His mother struggles to understand why he acts this way.
I know other parents with similar stories. They all revolve around a grown child who lacks the motivation and drive to pursue a meaningful education or career, to become financially independent and live on his own.
The still-at-home adult child is a disturbing phenomenon, especially when you project the long-term impact this lack of contribution or feeling of personal responsibility will have on our society.
Of course, there are no simple answers to explain why this happens. But I do know one of the factors that’s at work here.
Even well-meaning parents often don’t invest enough time to help their child learn to THINK…about evaluating pro’s and con’s, understanding cause and effect, and anticipating the consequences of their actions. Or to accept responsibility for their actions.
These are life skills that every young person needs to develop in order to become a fully functioning adult, yet there’s no manual that explains how parents can facilitate their child acquiring these skills.
Over the past few years, my business partner Denny Coates has studied what goes on in the pre-teen and teen brain. He’s also talked with hundreds of adults to find out what their parents did and didn’t do to prepare them for life as an adult.
For parents who wonder what they can do to prepare their kids for the rest of their lives, Denny has some answers.
I recorded a recent phone interview, where I asked him some hard questions and got him to share insights from his ebook, How to Give Your Teen a Superior Mind.
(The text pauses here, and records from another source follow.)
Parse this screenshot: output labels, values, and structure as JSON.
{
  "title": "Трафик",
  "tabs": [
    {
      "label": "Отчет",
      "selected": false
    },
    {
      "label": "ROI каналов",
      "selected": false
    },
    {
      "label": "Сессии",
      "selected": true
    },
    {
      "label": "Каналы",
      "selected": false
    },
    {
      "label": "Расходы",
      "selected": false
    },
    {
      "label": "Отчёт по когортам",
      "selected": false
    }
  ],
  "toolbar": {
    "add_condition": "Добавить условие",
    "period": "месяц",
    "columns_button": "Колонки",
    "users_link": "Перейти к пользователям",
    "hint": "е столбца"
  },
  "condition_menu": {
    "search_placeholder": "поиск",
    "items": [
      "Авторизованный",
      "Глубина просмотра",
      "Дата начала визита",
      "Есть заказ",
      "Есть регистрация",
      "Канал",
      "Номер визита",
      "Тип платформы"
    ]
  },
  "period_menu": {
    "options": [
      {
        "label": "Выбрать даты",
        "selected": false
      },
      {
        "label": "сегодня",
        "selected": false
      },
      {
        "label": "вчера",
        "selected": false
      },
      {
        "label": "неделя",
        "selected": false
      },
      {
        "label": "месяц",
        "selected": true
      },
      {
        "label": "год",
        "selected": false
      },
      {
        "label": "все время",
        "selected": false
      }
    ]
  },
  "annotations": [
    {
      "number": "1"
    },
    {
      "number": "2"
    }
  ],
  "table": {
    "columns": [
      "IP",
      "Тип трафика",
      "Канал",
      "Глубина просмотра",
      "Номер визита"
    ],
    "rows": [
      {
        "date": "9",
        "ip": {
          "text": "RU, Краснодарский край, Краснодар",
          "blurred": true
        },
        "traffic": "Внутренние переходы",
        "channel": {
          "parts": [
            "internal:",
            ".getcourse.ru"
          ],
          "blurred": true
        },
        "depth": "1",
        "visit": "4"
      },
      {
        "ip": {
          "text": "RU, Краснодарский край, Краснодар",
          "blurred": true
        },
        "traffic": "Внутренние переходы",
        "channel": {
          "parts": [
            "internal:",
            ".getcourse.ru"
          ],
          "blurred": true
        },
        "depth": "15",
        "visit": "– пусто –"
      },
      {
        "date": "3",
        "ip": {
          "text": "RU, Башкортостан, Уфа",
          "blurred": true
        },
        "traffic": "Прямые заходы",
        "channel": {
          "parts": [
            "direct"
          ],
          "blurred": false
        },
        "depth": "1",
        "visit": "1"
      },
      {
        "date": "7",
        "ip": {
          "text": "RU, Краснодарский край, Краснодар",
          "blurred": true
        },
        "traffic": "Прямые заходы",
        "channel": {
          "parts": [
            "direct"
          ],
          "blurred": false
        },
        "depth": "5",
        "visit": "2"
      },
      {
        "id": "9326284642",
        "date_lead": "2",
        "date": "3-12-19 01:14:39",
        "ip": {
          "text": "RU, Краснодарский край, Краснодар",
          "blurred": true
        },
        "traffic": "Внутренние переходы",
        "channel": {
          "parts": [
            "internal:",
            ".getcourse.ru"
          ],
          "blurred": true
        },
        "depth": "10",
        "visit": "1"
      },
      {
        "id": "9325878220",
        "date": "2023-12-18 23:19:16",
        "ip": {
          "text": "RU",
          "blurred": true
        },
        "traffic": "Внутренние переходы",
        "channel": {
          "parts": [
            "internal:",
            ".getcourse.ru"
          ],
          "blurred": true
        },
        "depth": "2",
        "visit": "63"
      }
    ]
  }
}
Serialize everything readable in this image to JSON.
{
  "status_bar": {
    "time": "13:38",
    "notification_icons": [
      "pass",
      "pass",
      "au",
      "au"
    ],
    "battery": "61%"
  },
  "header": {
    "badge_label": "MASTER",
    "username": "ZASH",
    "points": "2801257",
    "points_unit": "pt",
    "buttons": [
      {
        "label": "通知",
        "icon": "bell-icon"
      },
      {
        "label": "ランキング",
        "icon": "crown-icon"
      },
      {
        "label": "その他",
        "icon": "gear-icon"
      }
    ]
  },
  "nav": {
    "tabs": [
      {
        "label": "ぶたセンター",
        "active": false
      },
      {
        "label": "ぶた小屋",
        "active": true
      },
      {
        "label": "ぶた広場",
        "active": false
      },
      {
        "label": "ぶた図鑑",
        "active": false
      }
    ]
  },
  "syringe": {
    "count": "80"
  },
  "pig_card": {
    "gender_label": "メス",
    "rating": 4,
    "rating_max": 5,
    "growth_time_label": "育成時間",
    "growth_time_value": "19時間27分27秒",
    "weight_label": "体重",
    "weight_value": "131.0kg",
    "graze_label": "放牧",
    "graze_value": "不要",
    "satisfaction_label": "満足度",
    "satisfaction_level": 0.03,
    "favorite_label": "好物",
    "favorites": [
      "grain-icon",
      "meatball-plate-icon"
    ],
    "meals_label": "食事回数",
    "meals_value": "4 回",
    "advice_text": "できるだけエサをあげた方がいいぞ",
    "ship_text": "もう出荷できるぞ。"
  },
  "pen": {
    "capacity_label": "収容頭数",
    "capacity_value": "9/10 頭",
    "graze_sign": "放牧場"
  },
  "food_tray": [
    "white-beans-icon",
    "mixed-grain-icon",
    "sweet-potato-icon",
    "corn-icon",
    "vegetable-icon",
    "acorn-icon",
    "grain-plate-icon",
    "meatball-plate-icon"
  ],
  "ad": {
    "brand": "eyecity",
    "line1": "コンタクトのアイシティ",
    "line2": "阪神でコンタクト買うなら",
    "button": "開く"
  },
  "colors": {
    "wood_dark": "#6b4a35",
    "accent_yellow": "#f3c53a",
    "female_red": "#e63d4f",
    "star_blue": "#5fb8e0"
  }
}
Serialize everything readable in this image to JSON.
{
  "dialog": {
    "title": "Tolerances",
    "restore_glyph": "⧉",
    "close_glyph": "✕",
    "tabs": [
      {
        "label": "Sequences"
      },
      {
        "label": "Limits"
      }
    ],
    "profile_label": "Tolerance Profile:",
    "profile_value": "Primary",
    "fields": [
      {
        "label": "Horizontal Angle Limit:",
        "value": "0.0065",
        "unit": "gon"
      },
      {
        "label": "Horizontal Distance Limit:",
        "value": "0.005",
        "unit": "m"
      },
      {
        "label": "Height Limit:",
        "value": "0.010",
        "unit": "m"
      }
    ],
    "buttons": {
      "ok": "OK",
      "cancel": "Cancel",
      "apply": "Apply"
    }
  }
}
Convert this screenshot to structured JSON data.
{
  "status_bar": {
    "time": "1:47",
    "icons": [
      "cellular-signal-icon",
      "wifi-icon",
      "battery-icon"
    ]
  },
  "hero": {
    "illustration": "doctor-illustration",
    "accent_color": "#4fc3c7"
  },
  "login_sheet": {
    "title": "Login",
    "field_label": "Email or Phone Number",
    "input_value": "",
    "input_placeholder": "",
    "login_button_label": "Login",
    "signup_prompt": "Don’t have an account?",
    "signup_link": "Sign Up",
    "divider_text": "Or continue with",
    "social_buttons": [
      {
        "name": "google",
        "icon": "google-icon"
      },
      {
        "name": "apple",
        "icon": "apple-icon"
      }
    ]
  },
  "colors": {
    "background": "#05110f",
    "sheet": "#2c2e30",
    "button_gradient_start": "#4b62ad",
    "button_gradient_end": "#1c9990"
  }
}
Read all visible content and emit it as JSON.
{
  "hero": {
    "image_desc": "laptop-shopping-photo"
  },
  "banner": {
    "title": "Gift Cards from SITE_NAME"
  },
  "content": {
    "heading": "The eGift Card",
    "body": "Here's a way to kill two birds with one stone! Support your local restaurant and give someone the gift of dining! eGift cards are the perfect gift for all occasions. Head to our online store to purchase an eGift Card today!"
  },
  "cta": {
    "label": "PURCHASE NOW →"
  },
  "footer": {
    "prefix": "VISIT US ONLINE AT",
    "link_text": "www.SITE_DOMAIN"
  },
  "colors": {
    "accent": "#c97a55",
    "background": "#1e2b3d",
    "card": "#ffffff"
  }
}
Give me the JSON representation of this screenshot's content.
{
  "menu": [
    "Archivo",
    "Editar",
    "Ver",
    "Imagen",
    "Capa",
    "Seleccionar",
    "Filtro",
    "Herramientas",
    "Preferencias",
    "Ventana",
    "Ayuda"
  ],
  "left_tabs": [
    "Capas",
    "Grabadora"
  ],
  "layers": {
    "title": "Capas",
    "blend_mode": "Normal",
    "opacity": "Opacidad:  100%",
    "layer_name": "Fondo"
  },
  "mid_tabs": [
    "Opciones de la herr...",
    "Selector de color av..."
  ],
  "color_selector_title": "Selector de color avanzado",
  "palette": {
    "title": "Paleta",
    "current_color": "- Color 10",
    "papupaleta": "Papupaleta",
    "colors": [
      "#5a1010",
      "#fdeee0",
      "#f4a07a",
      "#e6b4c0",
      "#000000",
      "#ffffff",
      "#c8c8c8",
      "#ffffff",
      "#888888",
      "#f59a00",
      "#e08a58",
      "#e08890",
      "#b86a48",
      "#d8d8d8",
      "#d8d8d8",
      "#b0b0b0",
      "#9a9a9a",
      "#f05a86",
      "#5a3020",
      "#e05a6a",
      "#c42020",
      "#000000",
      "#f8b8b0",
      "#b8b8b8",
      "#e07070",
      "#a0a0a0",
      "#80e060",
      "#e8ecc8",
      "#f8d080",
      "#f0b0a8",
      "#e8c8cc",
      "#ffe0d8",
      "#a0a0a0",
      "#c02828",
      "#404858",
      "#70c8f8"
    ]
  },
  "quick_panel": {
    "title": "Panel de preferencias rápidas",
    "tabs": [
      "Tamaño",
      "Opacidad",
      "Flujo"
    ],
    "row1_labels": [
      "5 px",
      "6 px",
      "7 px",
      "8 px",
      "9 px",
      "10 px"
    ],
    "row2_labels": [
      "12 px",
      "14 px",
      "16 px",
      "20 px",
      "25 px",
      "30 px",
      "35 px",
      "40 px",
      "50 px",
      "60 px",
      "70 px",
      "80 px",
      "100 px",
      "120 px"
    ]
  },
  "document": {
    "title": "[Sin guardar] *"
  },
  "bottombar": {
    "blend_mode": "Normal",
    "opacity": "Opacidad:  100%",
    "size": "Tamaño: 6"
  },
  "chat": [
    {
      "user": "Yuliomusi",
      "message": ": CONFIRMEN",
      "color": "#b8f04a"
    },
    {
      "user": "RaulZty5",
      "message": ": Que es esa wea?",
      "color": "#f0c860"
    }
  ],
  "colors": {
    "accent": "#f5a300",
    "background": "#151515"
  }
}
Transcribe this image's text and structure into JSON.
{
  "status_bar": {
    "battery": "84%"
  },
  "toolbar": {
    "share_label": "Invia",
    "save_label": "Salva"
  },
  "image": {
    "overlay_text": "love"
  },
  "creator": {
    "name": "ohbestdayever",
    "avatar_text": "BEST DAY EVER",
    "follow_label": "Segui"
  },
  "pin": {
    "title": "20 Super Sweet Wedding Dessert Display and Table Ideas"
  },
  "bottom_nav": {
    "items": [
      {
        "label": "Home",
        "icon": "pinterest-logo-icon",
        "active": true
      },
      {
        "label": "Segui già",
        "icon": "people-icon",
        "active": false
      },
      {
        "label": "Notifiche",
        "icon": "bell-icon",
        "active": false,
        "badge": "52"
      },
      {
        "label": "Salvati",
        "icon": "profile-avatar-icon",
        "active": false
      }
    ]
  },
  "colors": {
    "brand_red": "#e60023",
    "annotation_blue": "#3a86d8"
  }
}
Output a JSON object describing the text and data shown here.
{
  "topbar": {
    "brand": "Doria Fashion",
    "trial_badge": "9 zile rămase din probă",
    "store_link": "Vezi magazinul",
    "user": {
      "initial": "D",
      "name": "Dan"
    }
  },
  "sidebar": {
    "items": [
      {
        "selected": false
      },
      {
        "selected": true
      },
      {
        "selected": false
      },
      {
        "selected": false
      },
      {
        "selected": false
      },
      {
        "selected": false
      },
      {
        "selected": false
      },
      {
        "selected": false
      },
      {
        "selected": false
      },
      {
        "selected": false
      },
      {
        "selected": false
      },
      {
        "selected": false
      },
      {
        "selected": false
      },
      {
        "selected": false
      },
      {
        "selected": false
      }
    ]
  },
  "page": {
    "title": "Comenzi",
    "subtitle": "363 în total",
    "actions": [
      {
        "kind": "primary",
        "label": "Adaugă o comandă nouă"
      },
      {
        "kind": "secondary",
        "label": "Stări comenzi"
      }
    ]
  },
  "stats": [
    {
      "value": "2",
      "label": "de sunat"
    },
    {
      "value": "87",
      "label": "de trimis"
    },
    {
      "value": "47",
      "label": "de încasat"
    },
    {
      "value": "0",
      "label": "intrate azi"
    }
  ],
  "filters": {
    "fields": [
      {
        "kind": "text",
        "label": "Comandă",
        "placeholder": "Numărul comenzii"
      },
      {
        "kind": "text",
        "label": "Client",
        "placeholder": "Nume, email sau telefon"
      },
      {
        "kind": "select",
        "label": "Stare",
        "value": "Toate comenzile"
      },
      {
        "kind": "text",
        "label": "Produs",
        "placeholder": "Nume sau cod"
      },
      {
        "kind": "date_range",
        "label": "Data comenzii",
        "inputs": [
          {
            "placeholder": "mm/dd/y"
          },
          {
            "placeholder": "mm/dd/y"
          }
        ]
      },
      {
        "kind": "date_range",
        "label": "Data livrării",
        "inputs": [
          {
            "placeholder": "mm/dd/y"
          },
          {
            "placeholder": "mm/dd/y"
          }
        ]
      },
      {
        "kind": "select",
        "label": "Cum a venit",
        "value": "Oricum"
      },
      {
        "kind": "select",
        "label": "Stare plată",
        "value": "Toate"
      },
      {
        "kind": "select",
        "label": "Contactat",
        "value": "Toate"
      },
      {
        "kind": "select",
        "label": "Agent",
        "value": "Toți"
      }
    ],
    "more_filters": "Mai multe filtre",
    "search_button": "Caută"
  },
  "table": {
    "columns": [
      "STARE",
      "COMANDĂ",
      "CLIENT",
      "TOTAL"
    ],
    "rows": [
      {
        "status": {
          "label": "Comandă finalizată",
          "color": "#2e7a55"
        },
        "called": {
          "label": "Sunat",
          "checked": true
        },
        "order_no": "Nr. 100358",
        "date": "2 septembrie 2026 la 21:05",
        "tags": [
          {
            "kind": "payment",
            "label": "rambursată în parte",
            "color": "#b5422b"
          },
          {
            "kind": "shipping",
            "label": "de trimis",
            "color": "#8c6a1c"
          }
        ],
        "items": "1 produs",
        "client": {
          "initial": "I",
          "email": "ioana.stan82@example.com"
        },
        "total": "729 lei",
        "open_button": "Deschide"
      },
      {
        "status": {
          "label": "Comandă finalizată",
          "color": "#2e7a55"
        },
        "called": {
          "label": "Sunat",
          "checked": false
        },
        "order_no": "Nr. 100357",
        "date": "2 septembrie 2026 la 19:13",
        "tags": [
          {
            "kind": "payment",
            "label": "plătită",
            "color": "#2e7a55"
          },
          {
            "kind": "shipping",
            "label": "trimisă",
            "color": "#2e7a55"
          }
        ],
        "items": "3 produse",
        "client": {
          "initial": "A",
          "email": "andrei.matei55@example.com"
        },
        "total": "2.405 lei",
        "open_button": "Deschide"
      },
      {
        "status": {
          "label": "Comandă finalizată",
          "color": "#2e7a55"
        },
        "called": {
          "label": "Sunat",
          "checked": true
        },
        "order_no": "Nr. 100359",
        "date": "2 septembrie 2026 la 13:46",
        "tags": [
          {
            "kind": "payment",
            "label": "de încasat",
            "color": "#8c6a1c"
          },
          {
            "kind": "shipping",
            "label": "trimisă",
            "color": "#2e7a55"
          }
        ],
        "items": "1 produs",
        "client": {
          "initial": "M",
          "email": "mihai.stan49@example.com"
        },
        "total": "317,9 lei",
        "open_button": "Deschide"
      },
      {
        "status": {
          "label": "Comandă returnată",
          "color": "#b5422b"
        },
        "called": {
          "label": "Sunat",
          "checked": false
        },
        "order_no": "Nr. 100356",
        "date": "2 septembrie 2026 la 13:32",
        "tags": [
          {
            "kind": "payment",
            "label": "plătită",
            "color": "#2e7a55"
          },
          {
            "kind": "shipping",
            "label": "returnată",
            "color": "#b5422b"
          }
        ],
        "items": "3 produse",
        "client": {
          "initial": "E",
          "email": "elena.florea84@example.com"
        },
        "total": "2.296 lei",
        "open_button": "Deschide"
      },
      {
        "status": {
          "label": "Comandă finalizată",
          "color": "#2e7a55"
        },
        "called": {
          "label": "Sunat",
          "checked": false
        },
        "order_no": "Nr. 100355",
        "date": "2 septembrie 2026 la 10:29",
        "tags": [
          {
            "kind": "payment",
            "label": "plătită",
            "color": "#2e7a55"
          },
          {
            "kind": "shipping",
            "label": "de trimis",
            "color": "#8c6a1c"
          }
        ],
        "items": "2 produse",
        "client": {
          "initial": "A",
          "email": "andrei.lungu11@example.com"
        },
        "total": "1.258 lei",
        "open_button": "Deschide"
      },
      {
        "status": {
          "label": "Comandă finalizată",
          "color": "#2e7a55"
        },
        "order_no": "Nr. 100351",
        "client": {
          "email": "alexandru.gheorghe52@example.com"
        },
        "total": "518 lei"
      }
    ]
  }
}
If you’re a parent, I encourage you to listen to the 20-minute interview and get a copy of the free ebook.
What you learn could make a huge difference in your child’s future.